Task statement. Say how many lines in the following data hold the word "content". Write nothing but that number.

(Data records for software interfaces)

**********

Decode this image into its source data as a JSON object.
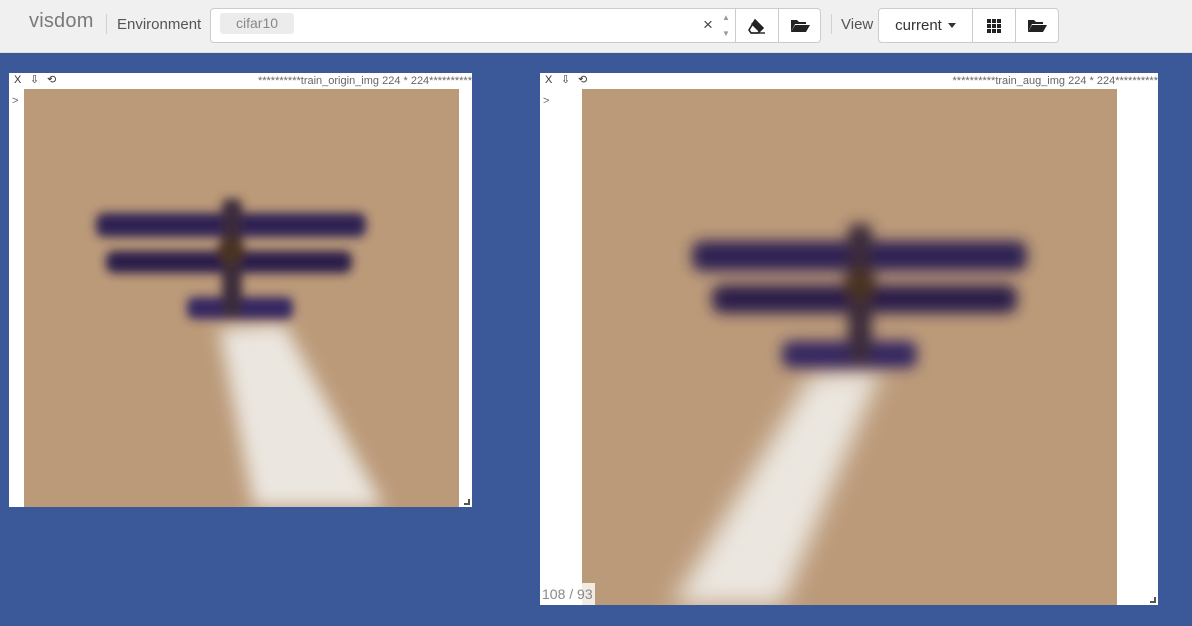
{
  "app": {
    "brand": "visdom"
  },
  "navbar": {
    "environment_label": "Environment",
    "environment_value": "cifar10",
    "clear_symbol": "×",
    "view_label": "View",
    "view_value": "current"
  },
  "panes": [
    {
      "title": "**********train_origin_img 224 * 224**********",
      "close": "X",
      "download": "⇩",
      "reset": "⟲",
      "prompt": ">"
    },
    {
      "title": "**********train_aug_img 224 * 224**********",
      "close": "X",
      "download": "⇩",
      "reset": "⟲",
      "prompt": ">",
      "counter": "108 / 93"
    }
  ],
  "colors": {
    "background": "#3b5998",
    "sky": "#bb9a79",
    "plane": "#2a1f4a",
    "smoke": "#e8e2da"
  }
}
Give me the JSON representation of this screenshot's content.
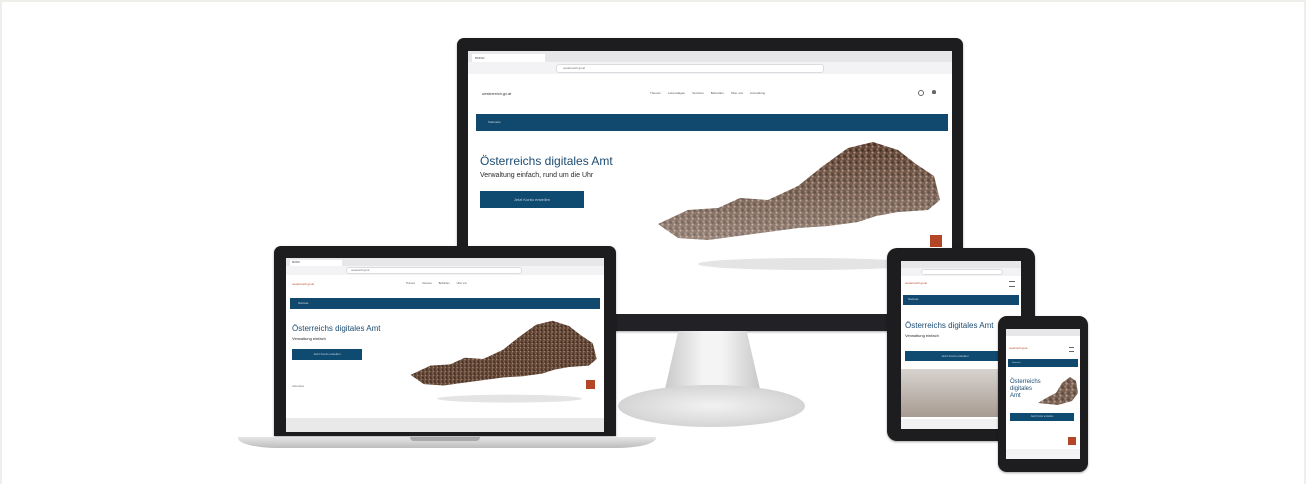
{
  "desktop": {
    "tab_title": "BMDW",
    "url": "oesterreich.gv.at",
    "logo": "oesterreich.gv.at",
    "nav": [
      "Themen",
      "Lebenslagen",
      "Services",
      "Behörden",
      "Über uns",
      "Anmeldung"
    ],
    "banner": "Startseite",
    "hero_title": "Österreichs digitales Amt",
    "hero_subtitle": "Verwaltung einfach, rund um die Uhr",
    "cta": "Jetzt Konto erstellen"
  },
  "laptop": {
    "tab_title": "BMDW",
    "url": "oesterreich.gv.at",
    "logo": "oesterreich.gv.at",
    "nav": [
      "Themen",
      "Services",
      "Behörden",
      "Über uns"
    ],
    "banner": "Startseite",
    "hero_title": "Österreichs digitales Amt",
    "hero_subtitle": "Verwaltung einfach",
    "cta": "Jetzt Konto erstellen",
    "footer_text": "Aktuelles"
  },
  "tablet": {
    "logo": "oesterreich.gv.at",
    "banner": "Startseite",
    "hero_title": "Österreichs digitales Amt",
    "hero_subtitle": "Verwaltung einfach",
    "cta": "Jetzt Konto erstellen"
  },
  "phone": {
    "logo": "oesterreich.gv.at",
    "banner": "Startseite",
    "hero_title": "Österreichs digitales Amt",
    "cta": "Jetzt Konto erstellen"
  },
  "colors": {
    "brand": "#10496d",
    "accent": "#b44628",
    "heading": "#1c4c72"
  },
  "icons": [
    "austria-map-crowd-icon",
    "search-icon",
    "user-icon",
    "menu-icon"
  ]
}
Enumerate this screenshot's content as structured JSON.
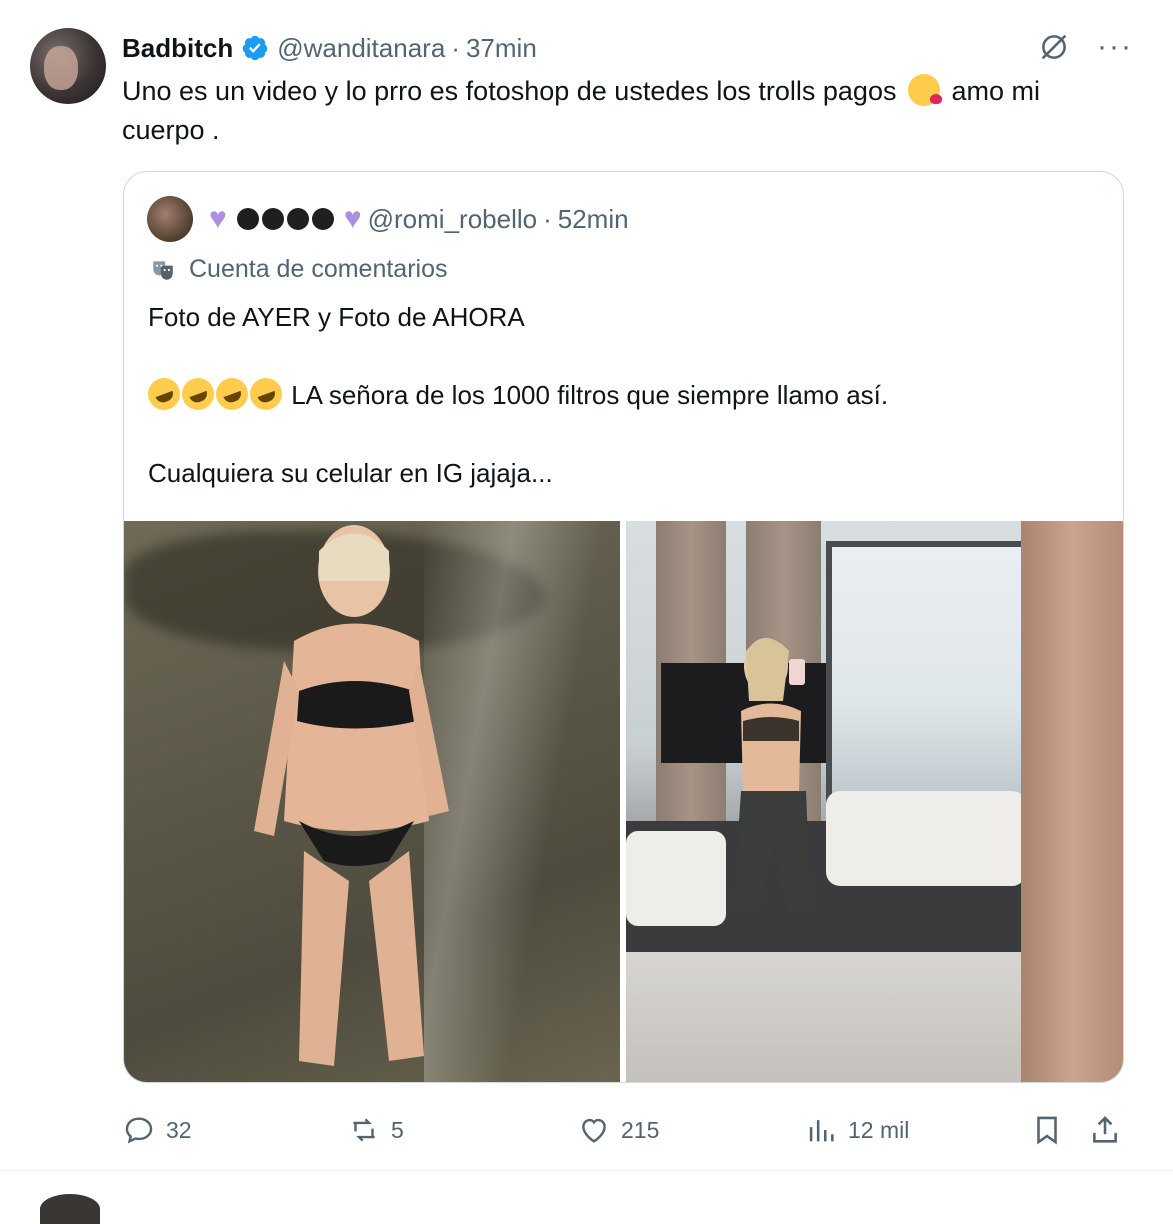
{
  "tweet": {
    "display_name": "Badbitch",
    "handle": "@wanditanara",
    "separator": "·",
    "time": "37min",
    "text_part1": "Uno es un video y lo prro es fotoshop de ustedes los trolls pagos ",
    "text_part2": " amo mi cuerpo ."
  },
  "quote": {
    "handle": "@romi_robello",
    "separator": "·",
    "time": "52min",
    "label": "Cuenta de comentarios",
    "line1": "Foto de AYER  y Foto de AHORA",
    "line2": " LA señora de los 1000 filtros que siempre llamo así.",
    "line3": "Cualquiera su celular en IG jajaja..."
  },
  "actions": {
    "replies": "32",
    "reposts": "5",
    "likes": "215",
    "views": "12 mil"
  },
  "colors": {
    "verified": "#1d9bf0",
    "secondary_text": "#536471",
    "border": "#cfd9de",
    "heart_purple": "#ab8fe0"
  },
  "icons": [
    "verified-badge-icon",
    "grok-icon",
    "more-icon",
    "theater-mask-icon",
    "reply-icon",
    "repost-icon",
    "like-icon",
    "views-icon",
    "bookmark-icon",
    "share-icon"
  ]
}
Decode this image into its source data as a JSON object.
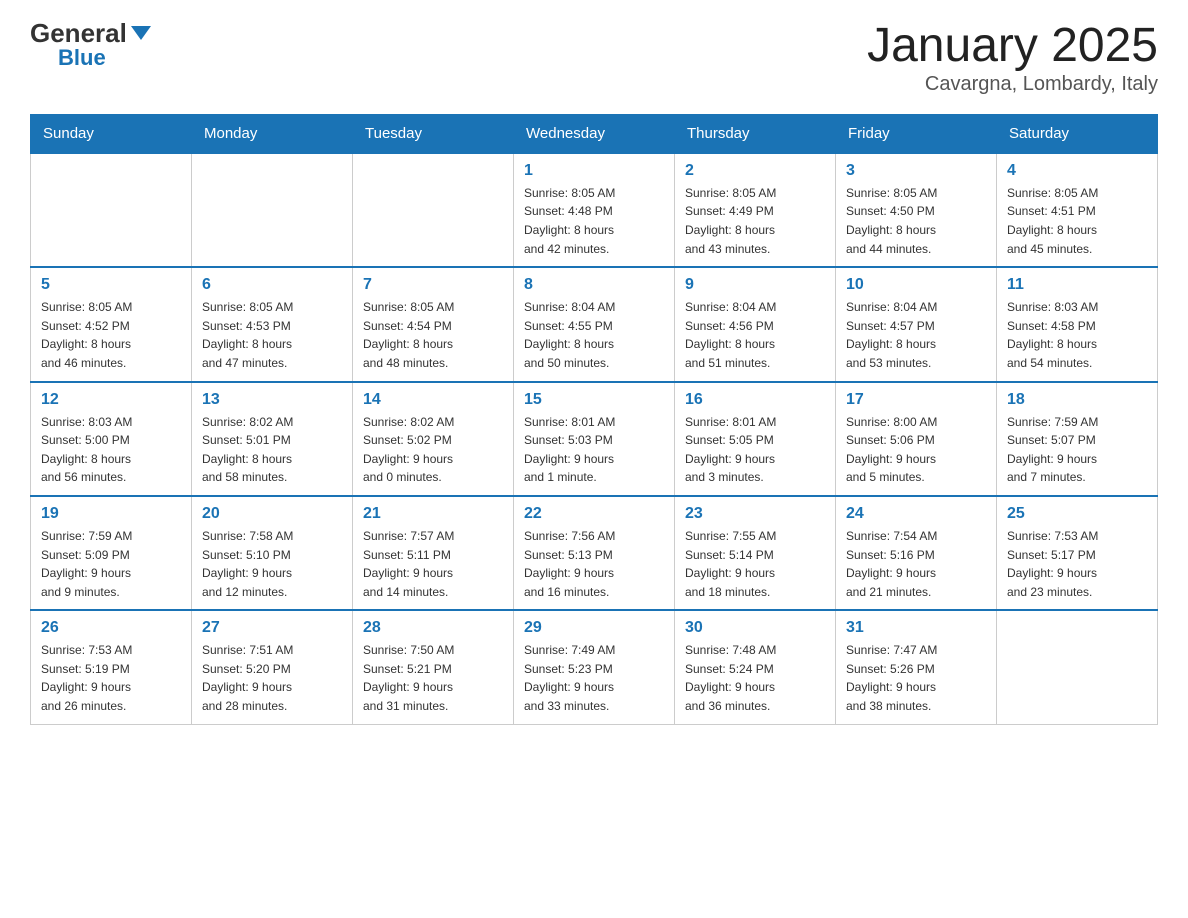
{
  "header": {
    "logo_general": "General",
    "logo_blue": "Blue",
    "title": "January 2025",
    "subtitle": "Cavargna, Lombardy, Italy"
  },
  "days_of_week": [
    "Sunday",
    "Monday",
    "Tuesday",
    "Wednesday",
    "Thursday",
    "Friday",
    "Saturday"
  ],
  "weeks": [
    [
      {
        "day": "",
        "info": ""
      },
      {
        "day": "",
        "info": ""
      },
      {
        "day": "",
        "info": ""
      },
      {
        "day": "1",
        "info": "Sunrise: 8:05 AM\nSunset: 4:48 PM\nDaylight: 8 hours\nand 42 minutes."
      },
      {
        "day": "2",
        "info": "Sunrise: 8:05 AM\nSunset: 4:49 PM\nDaylight: 8 hours\nand 43 minutes."
      },
      {
        "day": "3",
        "info": "Sunrise: 8:05 AM\nSunset: 4:50 PM\nDaylight: 8 hours\nand 44 minutes."
      },
      {
        "day": "4",
        "info": "Sunrise: 8:05 AM\nSunset: 4:51 PM\nDaylight: 8 hours\nand 45 minutes."
      }
    ],
    [
      {
        "day": "5",
        "info": "Sunrise: 8:05 AM\nSunset: 4:52 PM\nDaylight: 8 hours\nand 46 minutes."
      },
      {
        "day": "6",
        "info": "Sunrise: 8:05 AM\nSunset: 4:53 PM\nDaylight: 8 hours\nand 47 minutes."
      },
      {
        "day": "7",
        "info": "Sunrise: 8:05 AM\nSunset: 4:54 PM\nDaylight: 8 hours\nand 48 minutes."
      },
      {
        "day": "8",
        "info": "Sunrise: 8:04 AM\nSunset: 4:55 PM\nDaylight: 8 hours\nand 50 minutes."
      },
      {
        "day": "9",
        "info": "Sunrise: 8:04 AM\nSunset: 4:56 PM\nDaylight: 8 hours\nand 51 minutes."
      },
      {
        "day": "10",
        "info": "Sunrise: 8:04 AM\nSunset: 4:57 PM\nDaylight: 8 hours\nand 53 minutes."
      },
      {
        "day": "11",
        "info": "Sunrise: 8:03 AM\nSunset: 4:58 PM\nDaylight: 8 hours\nand 54 minutes."
      }
    ],
    [
      {
        "day": "12",
        "info": "Sunrise: 8:03 AM\nSunset: 5:00 PM\nDaylight: 8 hours\nand 56 minutes."
      },
      {
        "day": "13",
        "info": "Sunrise: 8:02 AM\nSunset: 5:01 PM\nDaylight: 8 hours\nand 58 minutes."
      },
      {
        "day": "14",
        "info": "Sunrise: 8:02 AM\nSunset: 5:02 PM\nDaylight: 9 hours\nand 0 minutes."
      },
      {
        "day": "15",
        "info": "Sunrise: 8:01 AM\nSunset: 5:03 PM\nDaylight: 9 hours\nand 1 minute."
      },
      {
        "day": "16",
        "info": "Sunrise: 8:01 AM\nSunset: 5:05 PM\nDaylight: 9 hours\nand 3 minutes."
      },
      {
        "day": "17",
        "info": "Sunrise: 8:00 AM\nSunset: 5:06 PM\nDaylight: 9 hours\nand 5 minutes."
      },
      {
        "day": "18",
        "info": "Sunrise: 7:59 AM\nSunset: 5:07 PM\nDaylight: 9 hours\nand 7 minutes."
      }
    ],
    [
      {
        "day": "19",
        "info": "Sunrise: 7:59 AM\nSunset: 5:09 PM\nDaylight: 9 hours\nand 9 minutes."
      },
      {
        "day": "20",
        "info": "Sunrise: 7:58 AM\nSunset: 5:10 PM\nDaylight: 9 hours\nand 12 minutes."
      },
      {
        "day": "21",
        "info": "Sunrise: 7:57 AM\nSunset: 5:11 PM\nDaylight: 9 hours\nand 14 minutes."
      },
      {
        "day": "22",
        "info": "Sunrise: 7:56 AM\nSunset: 5:13 PM\nDaylight: 9 hours\nand 16 minutes."
      },
      {
        "day": "23",
        "info": "Sunrise: 7:55 AM\nSunset: 5:14 PM\nDaylight: 9 hours\nand 18 minutes."
      },
      {
        "day": "24",
        "info": "Sunrise: 7:54 AM\nSunset: 5:16 PM\nDaylight: 9 hours\nand 21 minutes."
      },
      {
        "day": "25",
        "info": "Sunrise: 7:53 AM\nSunset: 5:17 PM\nDaylight: 9 hours\nand 23 minutes."
      }
    ],
    [
      {
        "day": "26",
        "info": "Sunrise: 7:53 AM\nSunset: 5:19 PM\nDaylight: 9 hours\nand 26 minutes."
      },
      {
        "day": "27",
        "info": "Sunrise: 7:51 AM\nSunset: 5:20 PM\nDaylight: 9 hours\nand 28 minutes."
      },
      {
        "day": "28",
        "info": "Sunrise: 7:50 AM\nSunset: 5:21 PM\nDaylight: 9 hours\nand 31 minutes."
      },
      {
        "day": "29",
        "info": "Sunrise: 7:49 AM\nSunset: 5:23 PM\nDaylight: 9 hours\nand 33 minutes."
      },
      {
        "day": "30",
        "info": "Sunrise: 7:48 AM\nSunset: 5:24 PM\nDaylight: 9 hours\nand 36 minutes."
      },
      {
        "day": "31",
        "info": "Sunrise: 7:47 AM\nSunset: 5:26 PM\nDaylight: 9 hours\nand 38 minutes."
      },
      {
        "day": "",
        "info": ""
      }
    ]
  ]
}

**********

Answer below. 2